A photo of an egg has beaten Kylie Jenner’s record for most Instagram likes and it really is a mood moving forward into 2019.
The picture of the egg – known to its army of followers as the World Record Egg – has become the most liked Instagram post of all time, with more than 27.5 million love-hearts of validation, at the time of writing.
It has far surpassed the number of people who ‘liked’ a photo posted by Kylie Jenner so much they committed to a double-tap in their droves – 18.2 million Instagram users to be precise – in order to give their seal of approval.
The 21-year-old beauty boss’ photograph was simple; a picture of her baby girl holding onto the Kardashian Klan member’s finger, shared to announce the name of her newborn.
And so in February last year 18.2 million people were quick to help welcome Stormi Webster into the world of nepotism, fame and fortune.
Here’s the OG record-breaker, which incidentally, knocked Kendall Jenner of the top spot:
From one former zygote to another, Kylie’s been beaten at her own game by this egg and its loyal egg soldiers in less than a fortnight, no less.
Egg Gang’s account @world_record_egg first published the egg photo on January 4, just four days into 2019, with the mission of surpassing Jenner’s viral superstardom.
Here’s the egg-cellent offering:
In just under 10 days, by the morning of Sunday January 13, the egg had around 9 million likes; within 10 hours that number had doubled, breaking Jenner’s record.
The egg appeared to be getting around a million likes per hour once it started going mega-viral on Sunday.
Well, how’s that for completing a New Year’s resolution in break-egg speed and going down in Internet history just for egging on a viral revolution.
It’s become such a powerful symbol, this little egg has warranted a response from a presumably shell shocked Kylie Jenner herself in a Snapchat video enough to make any egg’s yolk boil. Literally.
A mere 10 hours ago, at time of writing, Kylie responded by cracking one of the World Record Egg’s living relatives open, spilling its guts out onto the hot Calabasas cement paving outside her Hidden Hills home.
The plan was hatched and evilly egg-xecuted.
Safe to say, this rivalry has not been served sunny side up:
Jenner fans aside, the World Record Egg (the WRE, to its fans) is the least divisive thing the internet has seen since MySpace Tom’s profile picture.
It is neither poached, nor scrambled. It is not here to start debate over the perfect preparation and presentation of an egg in culinary terms. It simply is, as it always was from birth, and always will be; an egg-istential mind tickler.
A Very Good Egg, if you like.
But what does it mean? Does the egg point to our fetishisation of objects?

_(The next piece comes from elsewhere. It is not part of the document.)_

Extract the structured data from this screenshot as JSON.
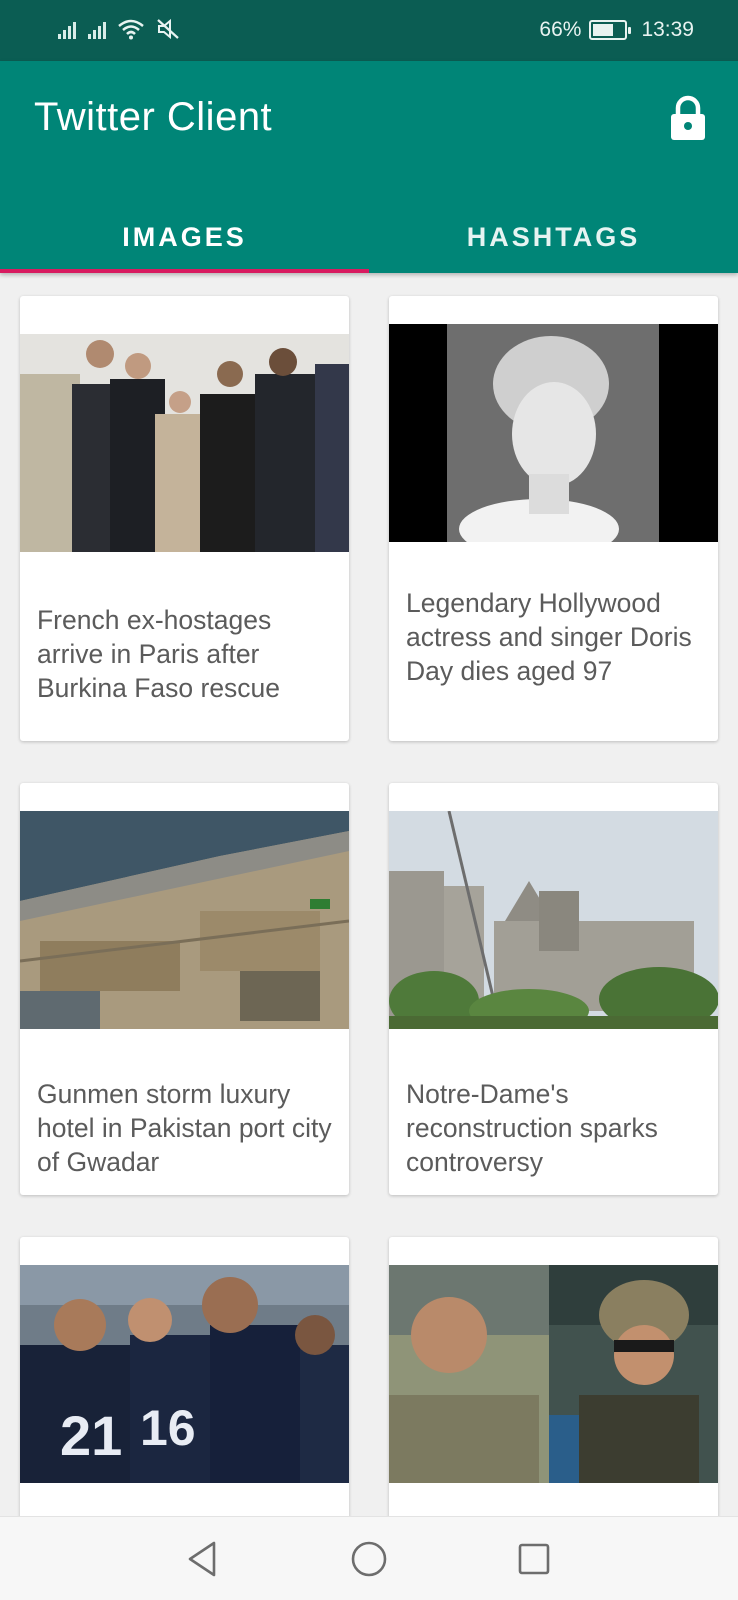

Is it a comment on consumerist society?
It it a parody of the finely curated and air-brushed aesthetic Kylie Jenner herself has popularised, which now plagues the formerly organic photo-sharing platform, bastardised as it has become by so-called influencers looking to make an easy buck of narrowly-defined beauty ideals?

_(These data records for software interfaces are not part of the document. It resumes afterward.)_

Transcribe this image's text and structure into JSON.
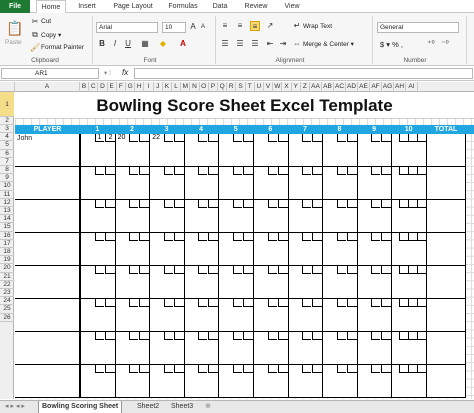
{
  "ribbon_tabs": [
    "File",
    "Home",
    "Insert",
    "Page Layout",
    "Formulas",
    "Data",
    "Review",
    "View"
  ],
  "clipboard": {
    "paste": "Paste",
    "cut": "Cut",
    "copy": "Copy ▾",
    "format_painter": "Format Painter",
    "label": "Clipboard"
  },
  "font": {
    "name": "Arial",
    "size": "10",
    "label": "Font"
  },
  "alignment": {
    "wrap_text": "Wrap Text",
    "merge_center": "Merge & Center ▾",
    "label": "Alignment"
  },
  "number": {
    "format": "General",
    "symbols": "$ ▾ % ,",
    "label": "Number"
  },
  "formula_bar": {
    "name_box": "AR1",
    "fx": "fx"
  },
  "columns": [
    "A",
    "B",
    "C",
    "D",
    "E",
    "F",
    "G",
    "H",
    "I",
    "J",
    "K",
    "L",
    "M",
    "N",
    "O",
    "P",
    "Q",
    "R",
    "S",
    "T",
    "U",
    "V",
    "W",
    "X",
    "Y",
    "Z",
    "AA",
    "AB",
    "AC",
    "AD",
    "AE",
    "AF",
    "AG",
    "AH",
    "AI"
  ],
  "rows": [
    "1",
    "2",
    "3",
    "4",
    "5",
    "6",
    "7",
    "8",
    "9",
    "10",
    "11",
    "12",
    "13",
    "14",
    "15",
    "16",
    "17",
    "18",
    "19",
    "20",
    "21",
    "22",
    "23",
    "24",
    "25",
    "26"
  ],
  "sheet": {
    "title": "Bowling Score Sheet Excel Template",
    "header": {
      "player": "PLAYER",
      "frames": [
        "1",
        "2",
        "3",
        "4",
        "5",
        "6",
        "7",
        "8",
        "9",
        "10"
      ],
      "total": "TOTAL"
    },
    "players": [
      {
        "name": "John",
        "rolls": [
          [
            "1",
            "2"
          ],
          [
            "",
            ""
          ],
          [
            "",
            ""
          ],
          [
            "",
            ""
          ],
          [
            "",
            ""
          ],
          [
            "",
            ""
          ],
          [
            "",
            ""
          ],
          [
            "",
            ""
          ],
          [
            "",
            ""
          ],
          [
            "",
            "",
            ""
          ]
        ],
        "scores": [
          "",
          "20",
          "22",
          "",
          "",
          "",
          "",
          "",
          "",
          ""
        ]
      }
    ]
  },
  "sheet_tabs": [
    "Bowling Scoring Sheet",
    "Sheet2",
    "Sheet3"
  ],
  "colors": {
    "header_fill": "#20a6e0",
    "file_tab": "#1e7a33"
  }
}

Is it an exemplar of what we can do when we all put our hive mind to a task? We have collectively usurped Jenner, and a whole new Jenner-ation in little Stormi Webster, from the Instagram throne.
What next? Over-throwing media dictators by choosing more wholesome and worthy content to fulfil us rather than bottom-feed of vapid trash?
As with Charlie Brooker’s Black Mirror interactive episode, Bandersnatch, we have championed The People’s Egg and changed the course of what really matters on social media, an online realm where most of us exist for more hours a day than we spend asleep.
You might not think this is important but is actually feeds into something called The Economy of Attention.
It’s a marketing term pinched and applied to the modes and means of divvying out pixellated popularity on social media by Bailey Parnell, an expert in Marketing, Communications and Culture at Ryerson University, who told UNILAD anything which takes up this much of our time requires some critical thinking.
It all started with MSN Messenger on dial-up Internet, when the world seemed to open up from the comfort of your living room.
Then there was Bebo, where you used to ‘share da luv’ with three of your Top 10 Friends, in a daily ritual exchange reserved for the ‘best’ people.
Later the social media site du jour became Myspace, where the notion of Pc4Pc (picture comment for picture comment, d’uh) encouraged everyone to start trading social media reactions like commodities, caring less about who liked your pictures than the sum total of love hearts or thumbs up.
Call it a dumb egg; an exercise in time-wasting idiocy, if you must.
But, like it or lump it, these trajectory of increasing online existence have blindly led us into a world where the number of double taps on a stock image of a shell of an egg is newsworthy and – moreover – actually exciting.
On the other hand, the slightly more fatalist reading would offer a different reason for the World Record Egg’s success.
It seems, at a time when everyone and everything else is dogshit, we have grown accustomed to developing deep emotional attachment with inanimate objects to protect our weak, millennial hearts from being burned like the bottom of an omelette.